* WORK INSTRUCTIONS
The answer must be an exact copy of every record below.

* LISTED ENTRIES

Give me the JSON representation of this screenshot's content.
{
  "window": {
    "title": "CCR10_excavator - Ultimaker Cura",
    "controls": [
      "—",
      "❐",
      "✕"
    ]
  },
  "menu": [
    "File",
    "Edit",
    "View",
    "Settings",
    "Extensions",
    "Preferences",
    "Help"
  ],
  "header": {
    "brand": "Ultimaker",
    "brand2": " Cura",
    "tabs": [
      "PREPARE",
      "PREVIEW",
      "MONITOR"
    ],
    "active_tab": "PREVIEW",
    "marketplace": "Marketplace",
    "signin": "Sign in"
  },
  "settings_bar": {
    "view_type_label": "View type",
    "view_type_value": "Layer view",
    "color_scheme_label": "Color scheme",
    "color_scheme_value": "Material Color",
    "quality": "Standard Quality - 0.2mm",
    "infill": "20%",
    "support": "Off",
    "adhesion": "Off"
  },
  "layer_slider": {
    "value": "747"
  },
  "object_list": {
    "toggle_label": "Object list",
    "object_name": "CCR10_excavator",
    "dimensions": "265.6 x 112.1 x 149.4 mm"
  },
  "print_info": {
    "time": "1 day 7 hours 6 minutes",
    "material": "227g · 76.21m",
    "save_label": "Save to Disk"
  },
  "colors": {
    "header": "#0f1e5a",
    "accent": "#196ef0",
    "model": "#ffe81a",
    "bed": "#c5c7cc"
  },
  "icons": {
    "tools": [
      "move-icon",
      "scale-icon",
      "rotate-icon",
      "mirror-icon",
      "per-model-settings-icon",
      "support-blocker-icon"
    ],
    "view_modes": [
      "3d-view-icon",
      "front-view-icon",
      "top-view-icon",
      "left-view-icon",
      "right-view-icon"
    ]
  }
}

* WRITTEN RESPONSE
Give me the JSON representation of this screenshot's content.
{
  "window": {
    "title": "CCR10_excavator - Ultimaker Cura",
    "controls": [
      "—",
      "❐",
      "✕"
    ]
  },
  "menu": [
    "File",
    "Edit",
    "View",
    "Settings",
    "Extensions",
    "Preferences",
    "Help"
  ],
  "header": {
    "brand": "Ultimaker",
    "brand2": " Cura",
    "tabs": [
      "PREPARE",
      "PREVIEW",
      "MONITOR"
    ],
    "active_tab": "PREVIEW",
    "marketplace": "Marketplace",
    "signin": "Sign in"
  },
  "settings_bar": {
    "view_type_label": "View type",
    "view_type_value": "Layer view",
    "color_scheme_label": "Color scheme",
    "color_scheme_value": "Material Color",
    "quality": "Standard Quality - 0.2mm",
    "infill": "20%",
    "support": "Off",
    "adhesion": "Off"
  },
  "layer_slider": {
    "value": "747"
  },
  "object_list": {
    "toggle_label": "Object list",
    "object_name": "CCR10_excavator",
    "dimensions": "265.6 x 112.1 x 149.4 mm"
  },
  "print_info": {
    "time": "1 day 7 hours 6 minutes",
    "material": "227g · 76.21m",
    "save_label": "Save to Disk"
  },
  "colors": {
    "header": "#0f1e5a",
    "accent": "#196ef0",
    "model": "#ffe81a",
    "bed": "#c5c7cc"
  },
  "icons": {
    "tools": [
      "move-icon",
      "scale-icon",
      "rotate-icon",
      "mirror-icon",
      "per-model-settings-icon",
      "support-blocker-icon"
    ],
    "view_modes": [
      "3d-view-icon",
      "front-view-icon",
      "top-view-icon",
      "left-view-icon",
      "right-view-icon"
    ]
  }
}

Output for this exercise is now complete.